Sometimes you have to look beyond the market you trade for answers.
Any good currency trader knows that it pays to watch the US stock market, literally.
That’s because the stock market remains the number one risk market.
So figuring out its likely future direction helps you understand where the dollar is going, among other things.
For instance, a rally from indices like the S&P 500 and Dow Jones Industrial Average suggests that risk-on sentiment is alive and well.
The term “risk on” means investors are willing to put capital at risk.
Risk-on moves typically equal a weaker dollar and knowing that can assist you in trading the major currency pairs.

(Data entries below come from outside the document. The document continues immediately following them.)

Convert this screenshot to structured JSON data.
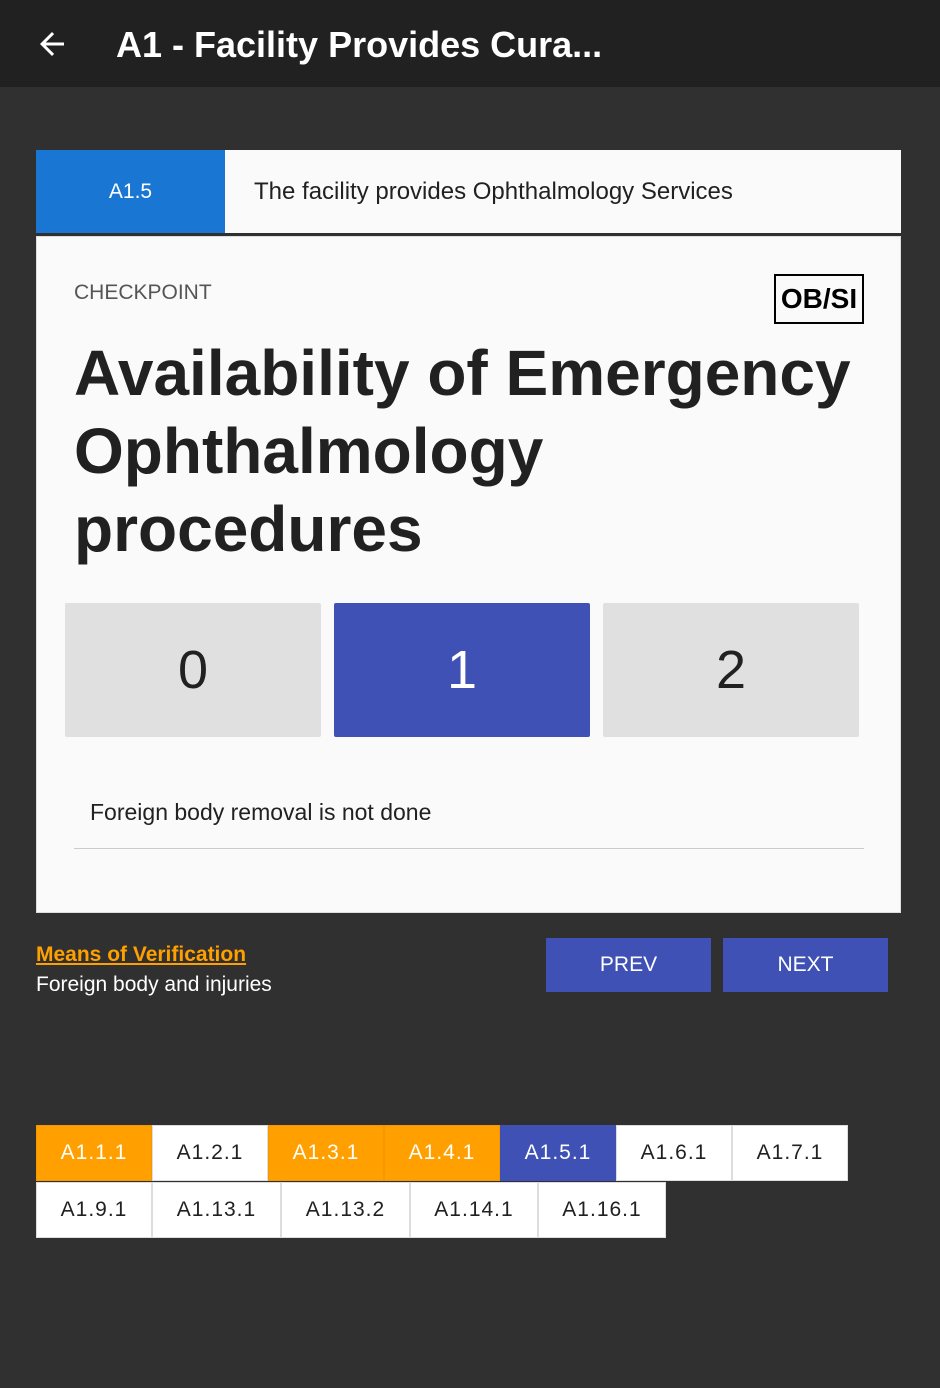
{
  "header": {
    "title": "A1 - Facility Provides Cura...",
    "back_icon": "arrow-left-icon"
  },
  "standard": {
    "code": "A1.5",
    "text": "The facility provides Ophthalmology Services"
  },
  "checkpoint": {
    "label": "CHECKPOINT",
    "badge": "OB/SI",
    "title": "Availability of Emergency Ophthalmology procedures",
    "scores": [
      {
        "label": "0",
        "selected": false
      },
      {
        "label": "1",
        "selected": true
      },
      {
        "label": "2",
        "selected": false
      }
    ],
    "selected_description": "Foreign body removal is not done"
  },
  "verification": {
    "link": "Means of Verification",
    "text": "Foreign body and injuries"
  },
  "nav": {
    "prev": "PREV",
    "next": "NEXT"
  },
  "colors": {
    "done": "#ffa000",
    "current": "#3f51b5",
    "tab": "#1976d2"
  },
  "chips": [
    {
      "label": "A1.1.1",
      "state": "done"
    },
    {
      "label": "A1.2.1",
      "state": "none"
    },
    {
      "label": "A1.3.1",
      "state": "done"
    },
    {
      "label": "A1.4.1",
      "state": "done"
    },
    {
      "label": "A1.5.1",
      "state": "current"
    },
    {
      "label": "A1.6.1",
      "state": "none"
    },
    {
      "label": "A1.7.1",
      "state": "none"
    },
    {
      "label": "A1.9.1",
      "state": "none"
    },
    {
      "label": "A1.13.1",
      "state": "none"
    },
    {
      "label": "A1.13.2",
      "state": "none"
    },
    {
      "label": "A1.14.1",
      "state": "none"
    },
    {
      "label": "A1.16.1",
      "state": "none"
    }
  ]
}
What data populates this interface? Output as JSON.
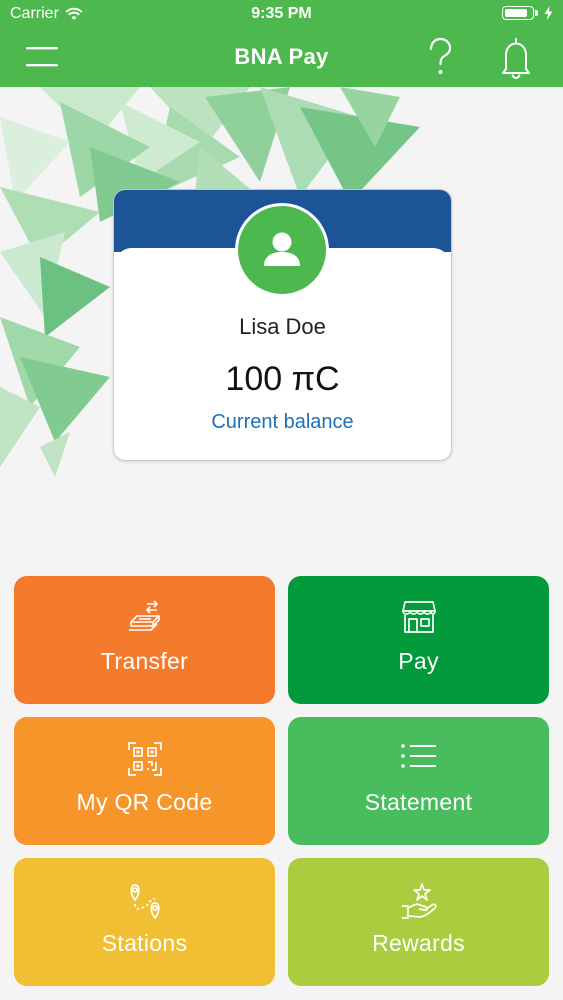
{
  "status_bar": {
    "carrier": "Carrier",
    "time": "9:35 PM",
    "battery_level": 0.9
  },
  "header": {
    "title": "BNA Pay",
    "menu_icon": "hamburger-icon",
    "help_icon": "question-icon",
    "bell_icon": "bell-icon"
  },
  "account": {
    "name": "Lisa Doe",
    "balance": "100 πC",
    "balance_label": "Current balance"
  },
  "tiles": [
    {
      "label": "Transfer",
      "icon": "money-transfer-icon",
      "color": "#f47a2c"
    },
    {
      "label": "Pay",
      "icon": "storefront-icon",
      "color": "#029a3a"
    },
    {
      "label": "My QR Code",
      "icon": "qr-code-icon",
      "color": "#f5952a"
    },
    {
      "label": "Statement",
      "icon": "list-icon",
      "color": "#49bd5e"
    },
    {
      "label": "Stations",
      "icon": "map-route-icon",
      "color": "#f0bf33"
    },
    {
      "label": "Rewards",
      "icon": "reward-hand-icon",
      "color": "#abcc3f"
    }
  ],
  "colors": {
    "header": "#4cb84d",
    "card_band": "#1b5597",
    "avatar": "#4cb84d",
    "balance_label": "#1f6fb5"
  }
}
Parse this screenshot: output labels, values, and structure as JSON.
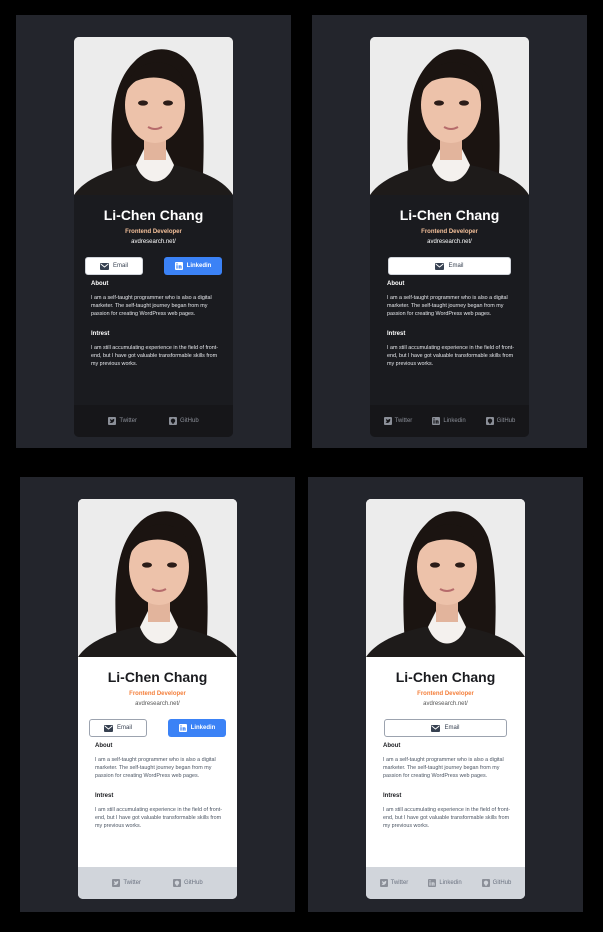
{
  "profile": {
    "name": "Li-Chen Chang",
    "role": "Frontend Developer",
    "website": "avdresearch.net/",
    "email_label": "Email",
    "linkedin_label": "Linkedin",
    "about_heading": "About",
    "about_text": "I am a self-taught programmer who is also a digital marketer. The self-taught journey began from my passion for creating WordPress web pages.",
    "interest_heading": "Intrest",
    "interest_text": "I am still accumulating experience in the field of front-end, but I have got valuable transformable skills from my previous works."
  },
  "footer": {
    "twitter": "Twitter",
    "linkedin": "Linkedin",
    "github": "GitHub"
  },
  "colors": {
    "accent_blue": "#3b82f6",
    "role_dark": "#f3bf99",
    "role_light": "#f47f3b",
    "panel_bg": "#23252c"
  },
  "variants": [
    "dark-with-linkedin-button",
    "dark-email-only",
    "light-with-linkedin-button",
    "light-email-only"
  ]
}
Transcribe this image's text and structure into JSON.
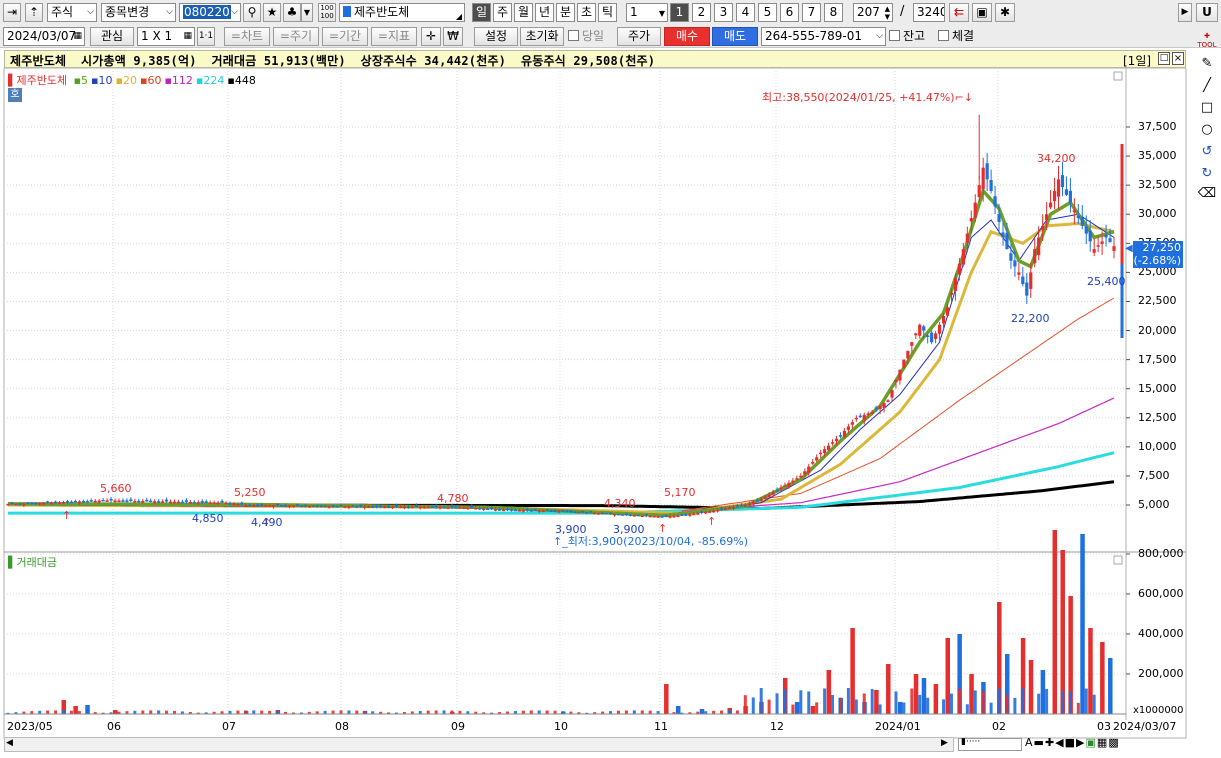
{
  "toolbar1": {
    "market": "주식",
    "change_code": "종목변경",
    "code": "080220",
    "name": "제주반도체",
    "periods": [
      "일",
      "주",
      "월",
      "년",
      "분",
      "초",
      "틱"
    ],
    "interval": "1",
    "slots": [
      "1",
      "2",
      "3",
      "4",
      "5",
      "6",
      "7",
      "8"
    ],
    "count": "207",
    "total": "3240",
    "right_btn": "U"
  },
  "toolbar2": {
    "date": "2024/03/07",
    "watch": "관심",
    "grid": "1 X 1",
    "grid_btn": "1·1",
    "chart": "=차트",
    "period": "=주기",
    "range": "=기간",
    "indicator": "=지표",
    "won": "₩",
    "setup": "설정",
    "reset": "초기화",
    "today": "당일",
    "price": "주가",
    "buy": "매수",
    "sell": "매도",
    "account": "264-555-789-01",
    "balance": "잔고",
    "filled": "체결"
  },
  "info": {
    "text": "제주반도체  시가총액 9,385(억)  거래대금 51,913(백만)  상장주식수 34,442(천주)  유동주식 29,508(천주)",
    "frame": "[1일]"
  },
  "legend": {
    "name": "제주반도체",
    "ma": [
      {
        "p": "5",
        "c": "#5b9f1f"
      },
      {
        "p": "10",
        "c": "#1f3fbf"
      },
      {
        "p": "20",
        "c": "#e0b030"
      },
      {
        "p": "60",
        "c": "#e0401f"
      },
      {
        "p": "112",
        "c": "#c020c0"
      },
      {
        "p": "224",
        "c": "#20d0d8"
      },
      {
        "p": "448",
        "c": "#000000"
      }
    ],
    "badge": "호"
  },
  "annotations": {
    "high": "최고:38,550(2024/01/25, +41.47%)",
    "low": "최저:3,900(2023/10/04, -85.69%)",
    "p34200": "34,200",
    "p22200": "22,200",
    "p25400": "25,400",
    "p5660": "5,660",
    "p5250": "5,250",
    "p4780": "4,780",
    "p4340": "4,340",
    "p5170": "5,170",
    "p4850": "4,850",
    "p4490": "4,490",
    "p3900a": "3,900",
    "p3900b": "3,900"
  },
  "current": {
    "price": "27,250",
    "change": "(-2.68%)"
  },
  "volume_label": "거래대금",
  "volume_unit": "x1000000",
  "x_axis": {
    "start": "2023/05",
    "end": "2024/03/07",
    "last": "03"
  },
  "colors": {
    "up": "#e62e2e",
    "down": "#1f6fe0",
    "ma5": "#6aa02a",
    "ma10": "#2030c0",
    "ma20": "#dcb83a",
    "ma60": "#e8502a",
    "ma112": "#c828c8",
    "ma224": "#2adce0",
    "ma448": "#000000"
  },
  "chart_data": {
    "type": "candlestick",
    "title": "제주반도체",
    "price_ticks": [
      "37,500",
      "35,000",
      "32,500",
      "30,000",
      "27,500",
      "25,000",
      "22,500",
      "20,000",
      "17,500",
      "15,000",
      "12,500",
      "10,000",
      "7,500",
      "5,000"
    ],
    "price_range": [
      2500,
      40500
    ],
    "volume_ticks": [
      "800,000",
      "600,000",
      "400,000",
      "200,000"
    ],
    "volume_range": [
      0,
      1000000
    ],
    "months": [
      "06",
      "07",
      "08",
      "09",
      "10",
      "11",
      "12",
      "2024/01",
      "02"
    ],
    "close_path": [
      [
        0,
        5100
      ],
      [
        10,
        5200
      ],
      [
        25,
        5400
      ],
      [
        40,
        5300
      ],
      [
        55,
        5200
      ],
      [
        60,
        5000
      ],
      [
        75,
        4950
      ],
      [
        85,
        4900
      ],
      [
        100,
        4850
      ],
      [
        115,
        4800
      ],
      [
        125,
        4600
      ],
      [
        140,
        4500
      ],
      [
        150,
        4300
      ],
      [
        160,
        4100
      ],
      [
        166,
        4000
      ],
      [
        172,
        4200
      ],
      [
        178,
        4500
      ],
      [
        182,
        4800
      ],
      [
        186,
        5000
      ],
      [
        190,
        5500
      ],
      [
        195,
        6500
      ],
      [
        200,
        7500
      ],
      [
        205,
        9500
      ],
      [
        210,
        11000
      ],
      [
        214,
        12500
      ],
      [
        218,
        13000
      ],
      [
        222,
        14000
      ],
      [
        226,
        17500
      ],
      [
        230,
        20500
      ],
      [
        233,
        19000
      ],
      [
        237,
        22000
      ],
      [
        241,
        27000
      ],
      [
        244,
        31000
      ],
      [
        246,
        34000
      ],
      [
        248,
        32000
      ],
      [
        251,
        28000
      ],
      [
        253,
        26000
      ],
      [
        255,
        25000
      ],
      [
        257,
        23000
      ],
      [
        259,
        27000
      ],
      [
        262,
        30000
      ],
      [
        265,
        33000
      ],
      [
        268,
        31000
      ],
      [
        271,
        29000
      ],
      [
        274,
        27000
      ],
      [
        277,
        28000
      ],
      [
        279,
        27250
      ]
    ],
    "ma": {
      "ma5": [
        [
          0,
          5100
        ],
        [
          60,
          5050
        ],
        [
          120,
          4800
        ],
        [
          166,
          4100
        ],
        [
          186,
          4900
        ],
        [
          200,
          7200
        ],
        [
          210,
          10500
        ],
        [
          220,
          13500
        ],
        [
          230,
          19000
        ],
        [
          236,
          21500
        ],
        [
          241,
          26500
        ],
        [
          246,
          32000
        ],
        [
          250,
          30500
        ],
        [
          255,
          26000
        ],
        [
          258,
          25500
        ],
        [
          263,
          30000
        ],
        [
          268,
          31000
        ],
        [
          274,
          28000
        ],
        [
          279,
          28500
        ]
      ],
      "ma10": [
        [
          0,
          5000
        ],
        [
          120,
          4800
        ],
        [
          166,
          4200
        ],
        [
          190,
          5200
        ],
        [
          205,
          8000
        ],
        [
          215,
          11500
        ],
        [
          225,
          14500
        ],
        [
          235,
          19000
        ],
        [
          243,
          28000
        ],
        [
          248,
          29500
        ],
        [
          255,
          26000
        ],
        [
          262,
          29500
        ],
        [
          270,
          30000
        ],
        [
          279,
          28000
        ]
      ],
      "ma20": [
        [
          0,
          5000
        ],
        [
          120,
          4800
        ],
        [
          170,
          4300
        ],
        [
          195,
          5500
        ],
        [
          210,
          8500
        ],
        [
          225,
          13000
        ],
        [
          235,
          17500
        ],
        [
          243,
          25000
        ],
        [
          248,
          28500
        ],
        [
          256,
          27500
        ],
        [
          262,
          29000
        ],
        [
          270,
          29200
        ],
        [
          279,
          28500
        ]
      ],
      "ma60": [
        [
          170,
          4500
        ],
        [
          200,
          6000
        ],
        [
          220,
          9000
        ],
        [
          240,
          14000
        ],
        [
          255,
          17500
        ],
        [
          270,
          21000
        ],
        [
          279,
          22800
        ]
      ],
      "ma112": [
        [
          170,
          4500
        ],
        [
          200,
          5200
        ],
        [
          225,
          7000
        ],
        [
          245,
          9500
        ],
        [
          265,
          12000
        ],
        [
          279,
          14200
        ]
      ],
      "ma224": [
        [
          0,
          4300
        ],
        [
          150,
          4300
        ],
        [
          200,
          4800
        ],
        [
          240,
          6500
        ],
        [
          265,
          8300
        ],
        [
          279,
          9500
        ]
      ],
      "ma448": [
        [
          0,
          5000
        ],
        [
          150,
          4950
        ],
        [
          190,
          4700
        ],
        [
          230,
          5300
        ],
        [
          260,
          6200
        ],
        [
          279,
          7000
        ]
      ]
    },
    "volume_bars": [
      [
        14,
        70000,
        1
      ],
      [
        17,
        40000,
        1
      ],
      [
        20,
        45000,
        0
      ],
      [
        27,
        20000,
        1
      ],
      [
        60,
        15000,
        0
      ],
      [
        68,
        20000,
        1
      ],
      [
        90,
        15000,
        0
      ],
      [
        112,
        10000,
        1
      ],
      [
        140,
        12000,
        0
      ],
      [
        166,
        150000,
        1
      ],
      [
        169,
        40000,
        0
      ],
      [
        175,
        25000,
        0
      ],
      [
        182,
        30000,
        1
      ],
      [
        186,
        40000,
        1
      ],
      [
        190,
        60000,
        1
      ],
      [
        196,
        180000,
        1
      ],
      [
        199,
        60000,
        0
      ],
      [
        203,
        40000,
        1
      ],
      [
        207,
        220000,
        1
      ],
      [
        210,
        80000,
        0
      ],
      [
        213,
        430000,
        1
      ],
      [
        216,
        60000,
        0
      ],
      [
        219,
        120000,
        1
      ],
      [
        222,
        250000,
        1
      ],
      [
        225,
        60000,
        0
      ],
      [
        229,
        200000,
        1
      ],
      [
        231,
        180000,
        0
      ],
      [
        234,
        150000,
        1
      ],
      [
        237,
        380000,
        1
      ],
      [
        240,
        400000,
        0
      ],
      [
        243,
        200000,
        1
      ],
      [
        246,
        160000,
        0
      ],
      [
        250,
        560000,
        1
      ],
      [
        252,
        300000,
        0
      ],
      [
        256,
        380000,
        1
      ],
      [
        258,
        270000,
        1
      ],
      [
        261,
        220000,
        0
      ],
      [
        264,
        920000,
        1
      ],
      [
        266,
        820000,
        1
      ],
      [
        268,
        590000,
        1
      ],
      [
        271,
        900000,
        0
      ],
      [
        273,
        430000,
        1
      ],
      [
        276,
        360000,
        1
      ],
      [
        278,
        280000,
        0
      ]
    ]
  }
}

The opposite is also true, where a weak stock market suggests a stronger dollar.
And with the US Dollar Index (DXY) sideways since February 7th, we need all the help we can get in determining the dollar’s next move.
First up is the S&P 500, which we’ll analyze via the SPX500.
We saw the SPX500 break out from its all-time high trend line on January 23rd after trading below it for over a year.
There’s also a large ascending channel that has developed since the October 2022 low.
If we combine that with the potential bull flag that’s developed recently, the S&P 500 still looks relatively bullish.
However, bulls have to clear this 4,140 resistance level first.
The Dow Jones (DJI) is another stock market index offering clues about sentiment.
We saw the DJI close above its November trend line on Monday. However, it’s trading below it now on an intraday basis.
Bulls must defend 34,100 on a daily closing basis to keep the bullish break intact.
If they can do it, we could see the Dow trend higher toward 36,000 while the S&P reaches toward 4,300.
That scenario would push the dollar down and spark bullish momentum for pairs like EURUSD and potentially GBPUSD.
On the other hand, indices like DJI and the S&P breaking key supports would ignite a dollar rally.
So while there’s still work to be done from both sides, using markets like the Dow Jones and S&P 500 can assist with determining risk on/off sentiment and, thus, the dollar’s trajectory.
But it’s all about the DXY at the end of the day.
And until we get a clean break of the 102.60 to 103.60 range, the dollar is directionless.
A convincing close above 103.60 would open up 104.50 and potentially 105.60.
On the other hand, a daily close below 102.60 support would be bearish for the USD and expose 101.60.